Historically, Rett has been viewed as a degenerative condition with a poor prognosis. But recent research has shown that people with Rett Syndrome can live into their 50’s with adequate medical care.

Here is some information which can help you keep your child or adult with Rett safe and healthy until better treatments and our cure become available. This information includes links to the most up to date guidance and services which can help you manage specific symptoms such as constipation and sleep difficulties.

Change is not only possible, it is within reach.

The most important thing to remember is that there is hope. We know the gene that causes Rett and it’s a single one. Rett has already been reversed in the lab. We’re not raising money for something abstract, we’re working to bring treatments and a cure for Rett home.

Hospital Passport: Making trips to the hospital a little less stressful.

Hospital visits can be an ordeal for children and adults with Rett and their families. From the basics like quickly informing treating clinicians how best to take blood, to more complex information like flagging up potential drug interactions, we hope the Reverse Rett hospital passport will help.

Clinical Research

This is an exciting time in Rett Syndrome clinical research. Clinical trials are underway to treat key symptoms of Rett Syndrome and improve quality of life.

Latest news

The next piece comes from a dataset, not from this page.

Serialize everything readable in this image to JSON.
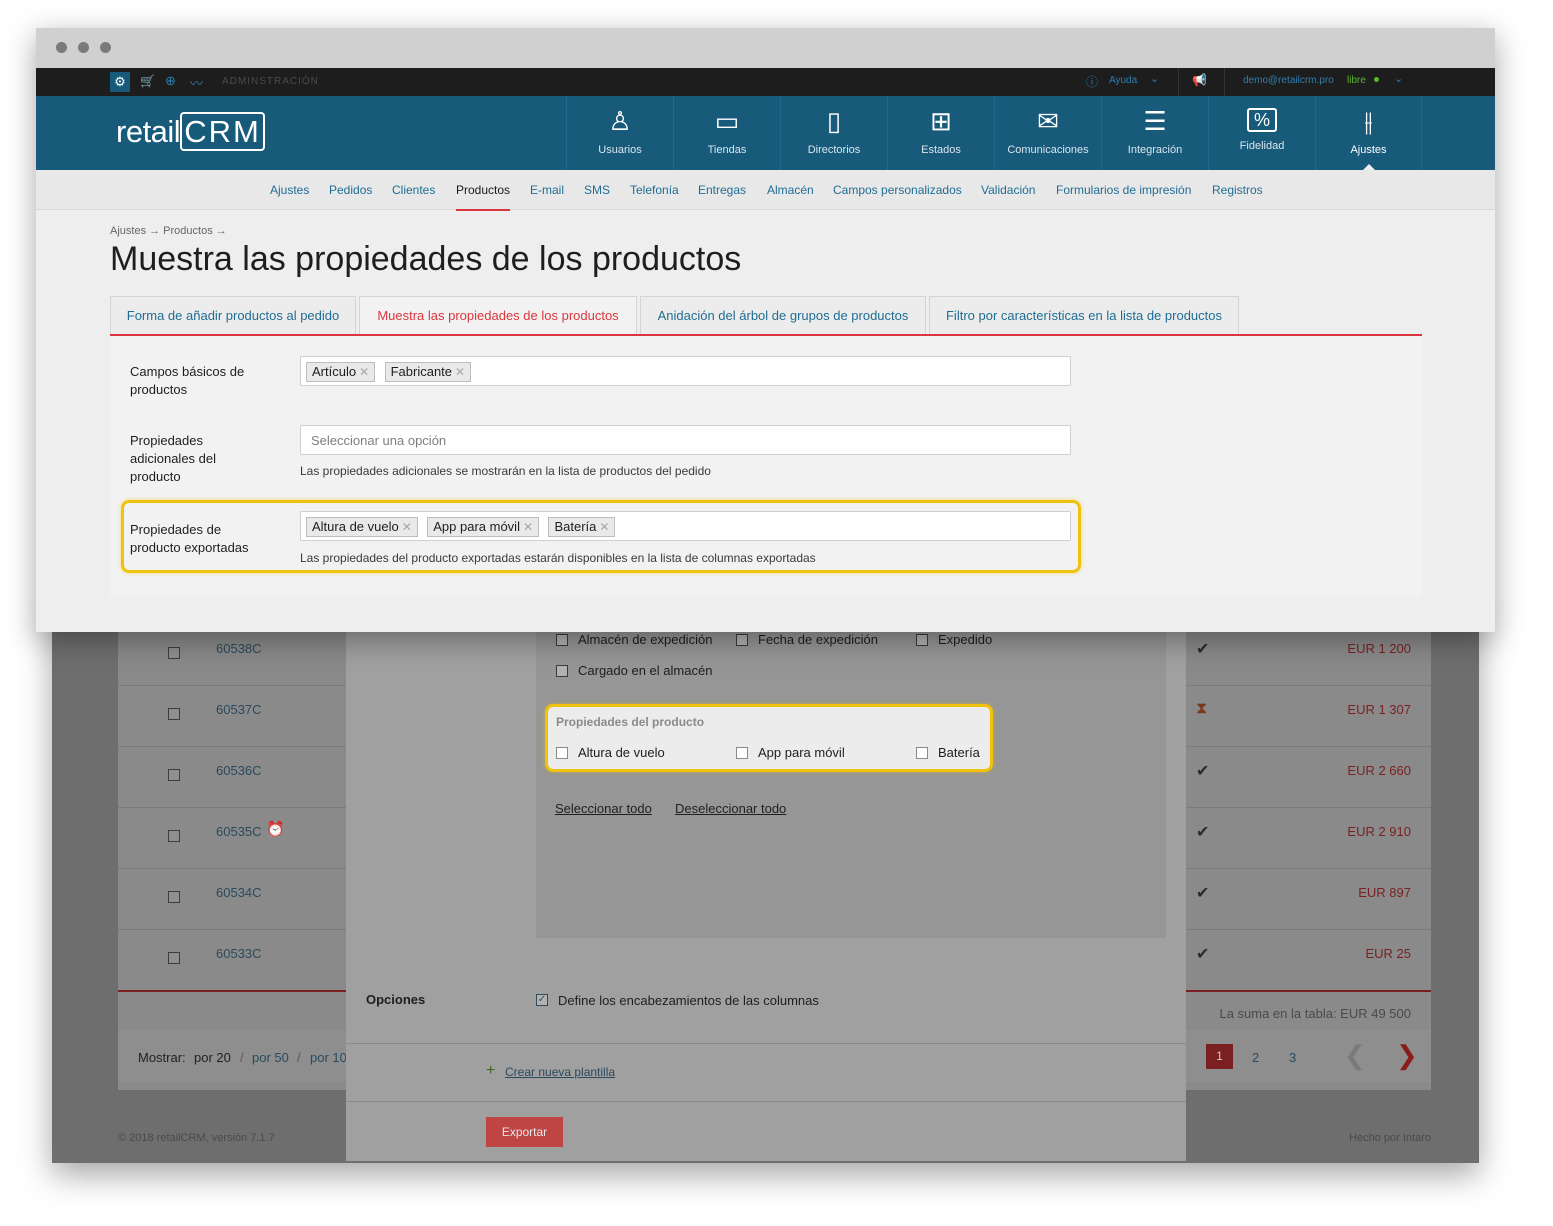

  • Reverse Rett Weekly Blog

    Reverse Rett Weekly Blog

    We produce a weekly blog to share what we’ve been up to, information from
  • ‘Cruel’ disease robbed little girl of speech and movement months after she learnt to walk and talk

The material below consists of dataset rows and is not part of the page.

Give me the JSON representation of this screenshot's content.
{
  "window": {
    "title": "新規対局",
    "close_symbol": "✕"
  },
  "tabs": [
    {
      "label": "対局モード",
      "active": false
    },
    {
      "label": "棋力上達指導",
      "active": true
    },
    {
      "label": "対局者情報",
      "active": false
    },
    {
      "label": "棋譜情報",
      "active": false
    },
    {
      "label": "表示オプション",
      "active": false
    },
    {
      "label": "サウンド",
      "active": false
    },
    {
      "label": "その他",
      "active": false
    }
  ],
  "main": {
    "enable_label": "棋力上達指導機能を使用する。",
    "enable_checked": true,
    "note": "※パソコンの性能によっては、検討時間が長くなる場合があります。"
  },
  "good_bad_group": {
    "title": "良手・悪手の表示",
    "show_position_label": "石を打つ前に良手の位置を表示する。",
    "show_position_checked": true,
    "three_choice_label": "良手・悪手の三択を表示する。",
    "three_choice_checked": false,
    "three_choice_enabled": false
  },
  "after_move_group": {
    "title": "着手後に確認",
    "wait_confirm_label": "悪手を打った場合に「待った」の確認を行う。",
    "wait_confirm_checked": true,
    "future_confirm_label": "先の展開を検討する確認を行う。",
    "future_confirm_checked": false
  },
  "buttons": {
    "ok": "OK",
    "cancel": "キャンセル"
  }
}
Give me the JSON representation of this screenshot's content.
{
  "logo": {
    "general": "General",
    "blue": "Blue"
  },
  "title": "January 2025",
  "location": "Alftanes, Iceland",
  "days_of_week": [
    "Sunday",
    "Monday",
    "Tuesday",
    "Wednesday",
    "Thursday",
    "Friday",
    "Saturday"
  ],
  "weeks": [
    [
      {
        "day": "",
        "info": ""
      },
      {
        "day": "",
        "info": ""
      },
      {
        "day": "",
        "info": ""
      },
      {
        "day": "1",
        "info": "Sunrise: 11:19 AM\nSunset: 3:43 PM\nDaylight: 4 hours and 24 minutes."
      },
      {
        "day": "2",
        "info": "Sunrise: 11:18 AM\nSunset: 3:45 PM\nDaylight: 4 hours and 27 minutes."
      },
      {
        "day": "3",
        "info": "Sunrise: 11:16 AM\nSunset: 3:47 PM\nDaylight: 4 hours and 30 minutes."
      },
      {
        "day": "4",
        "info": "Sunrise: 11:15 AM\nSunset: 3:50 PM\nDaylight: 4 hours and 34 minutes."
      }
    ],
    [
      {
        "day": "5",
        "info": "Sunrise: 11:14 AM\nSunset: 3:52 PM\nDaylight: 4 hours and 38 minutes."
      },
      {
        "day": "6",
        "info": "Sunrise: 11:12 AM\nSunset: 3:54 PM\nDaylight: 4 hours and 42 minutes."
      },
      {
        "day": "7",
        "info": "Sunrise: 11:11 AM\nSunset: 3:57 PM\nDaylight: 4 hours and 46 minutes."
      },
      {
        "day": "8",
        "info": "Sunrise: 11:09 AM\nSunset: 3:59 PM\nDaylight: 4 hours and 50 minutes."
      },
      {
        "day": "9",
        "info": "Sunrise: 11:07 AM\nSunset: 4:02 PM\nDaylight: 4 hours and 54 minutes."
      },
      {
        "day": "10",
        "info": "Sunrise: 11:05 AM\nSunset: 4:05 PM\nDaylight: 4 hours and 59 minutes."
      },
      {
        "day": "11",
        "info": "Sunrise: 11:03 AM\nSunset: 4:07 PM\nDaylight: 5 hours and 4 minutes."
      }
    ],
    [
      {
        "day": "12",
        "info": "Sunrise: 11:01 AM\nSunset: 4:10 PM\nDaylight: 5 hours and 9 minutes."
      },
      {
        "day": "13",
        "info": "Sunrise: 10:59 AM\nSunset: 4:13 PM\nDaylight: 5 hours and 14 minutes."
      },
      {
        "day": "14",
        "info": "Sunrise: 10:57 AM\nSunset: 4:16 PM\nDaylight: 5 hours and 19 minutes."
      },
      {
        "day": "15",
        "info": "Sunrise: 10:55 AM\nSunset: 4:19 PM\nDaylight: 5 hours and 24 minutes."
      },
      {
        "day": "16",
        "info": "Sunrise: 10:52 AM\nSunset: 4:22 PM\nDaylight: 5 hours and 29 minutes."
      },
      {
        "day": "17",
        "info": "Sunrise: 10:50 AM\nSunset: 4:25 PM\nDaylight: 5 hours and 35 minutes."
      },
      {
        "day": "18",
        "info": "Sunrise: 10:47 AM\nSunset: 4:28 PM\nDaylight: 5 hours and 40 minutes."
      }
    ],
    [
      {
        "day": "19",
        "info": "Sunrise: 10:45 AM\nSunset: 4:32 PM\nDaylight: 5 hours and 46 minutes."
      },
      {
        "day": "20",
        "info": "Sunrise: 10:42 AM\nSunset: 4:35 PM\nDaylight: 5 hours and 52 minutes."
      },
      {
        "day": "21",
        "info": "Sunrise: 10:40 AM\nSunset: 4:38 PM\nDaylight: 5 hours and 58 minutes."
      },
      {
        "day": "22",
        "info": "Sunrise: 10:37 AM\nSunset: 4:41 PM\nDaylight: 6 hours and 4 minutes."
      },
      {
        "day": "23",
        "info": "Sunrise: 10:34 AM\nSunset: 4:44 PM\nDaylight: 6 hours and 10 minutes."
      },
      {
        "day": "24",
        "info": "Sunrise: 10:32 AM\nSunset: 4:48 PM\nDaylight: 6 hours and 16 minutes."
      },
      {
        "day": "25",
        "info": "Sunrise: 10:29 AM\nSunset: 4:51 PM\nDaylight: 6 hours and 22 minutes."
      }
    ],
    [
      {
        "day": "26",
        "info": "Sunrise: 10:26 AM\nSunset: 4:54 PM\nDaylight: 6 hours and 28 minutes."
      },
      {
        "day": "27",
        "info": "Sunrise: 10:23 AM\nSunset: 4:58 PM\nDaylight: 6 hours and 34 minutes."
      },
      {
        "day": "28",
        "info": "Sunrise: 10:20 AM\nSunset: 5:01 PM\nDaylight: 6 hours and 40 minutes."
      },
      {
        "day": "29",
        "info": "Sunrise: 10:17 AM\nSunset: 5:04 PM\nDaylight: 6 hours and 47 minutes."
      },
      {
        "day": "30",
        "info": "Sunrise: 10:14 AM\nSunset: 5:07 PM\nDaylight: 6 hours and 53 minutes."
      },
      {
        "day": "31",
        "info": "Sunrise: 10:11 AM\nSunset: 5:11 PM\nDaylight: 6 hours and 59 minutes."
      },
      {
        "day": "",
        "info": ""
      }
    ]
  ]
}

    ‘Cruel’ disease robbed little girl of speech and movement months after she learnt to walk and talk

    Ben Stewart is fighting to raise funds for research into Rett Syndrome, a rare
  • Mapping clinical provision for children and adults with Rett Syndrome in the UK

    Mapping clinical provision for children and adults with Rett Syndrome in the UK

    Navigating the clinical care system for children and adults with Rett Syndrome in the